• **Data to use**:
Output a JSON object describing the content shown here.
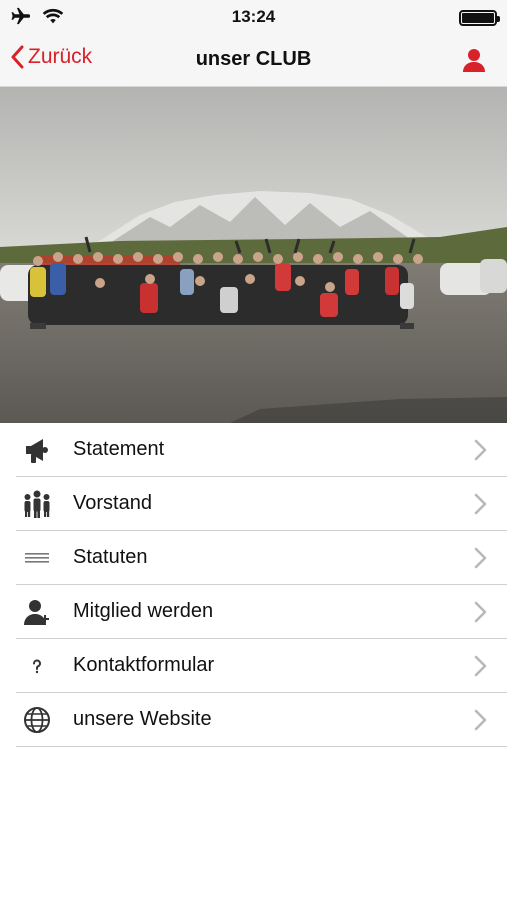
{
  "status_bar": {
    "time": "13:24",
    "icons": [
      "airplane-icon",
      "wifi-icon",
      "battery-icon"
    ]
  },
  "nav": {
    "back_label": "Zurück",
    "title": "unser CLUB",
    "right_icon": "user-icon"
  },
  "hero": {
    "description_icon": "group-photo"
  },
  "menu": {
    "items": [
      {
        "label": "Statement",
        "icon": "megaphone-icon"
      },
      {
        "label": "Vorstand",
        "icon": "group-icon"
      },
      {
        "label": "Statuten",
        "icon": "lines-icon"
      },
      {
        "label": "Mitglied werden",
        "icon": "add-user-icon"
      },
      {
        "label": "Kontaktformular",
        "icon": "question-icon"
      },
      {
        "label": "unsere Website",
        "icon": "globe-icon"
      }
    ]
  },
  "colors": {
    "accent": "#d9212a",
    "bar_background": "#f6f6f6",
    "separator": "#cfcfcf"
  }
}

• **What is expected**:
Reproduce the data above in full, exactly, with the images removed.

• **Task output**:
Output a JSON object describing the content shown here.
{
  "status_bar": {
    "time": "13:24",
    "icons": [
      "airplane-icon",
      "wifi-icon",
      "battery-icon"
    ]
  },
  "nav": {
    "back_label": "Zurück",
    "title": "unser CLUB",
    "right_icon": "user-icon"
  },
  "hero": {
    "description_icon": "group-photo"
  },
  "menu": {
    "items": [
      {
        "label": "Statement",
        "icon": "megaphone-icon"
      },
      {
        "label": "Vorstand",
        "icon": "group-icon"
      },
      {
        "label": "Statuten",
        "icon": "lines-icon"
      },
      {
        "label": "Mitglied werden",
        "icon": "add-user-icon"
      },
      {
        "label": "Kontaktformular",
        "icon": "question-icon"
      },
      {
        "label": "unsere Website",
        "icon": "globe-icon"
      }
    ]
  },
  "colors": {
    "accent": "#d9212a",
    "bar_background": "#f6f6f6",
    "separator": "#cfcfcf"
  }
}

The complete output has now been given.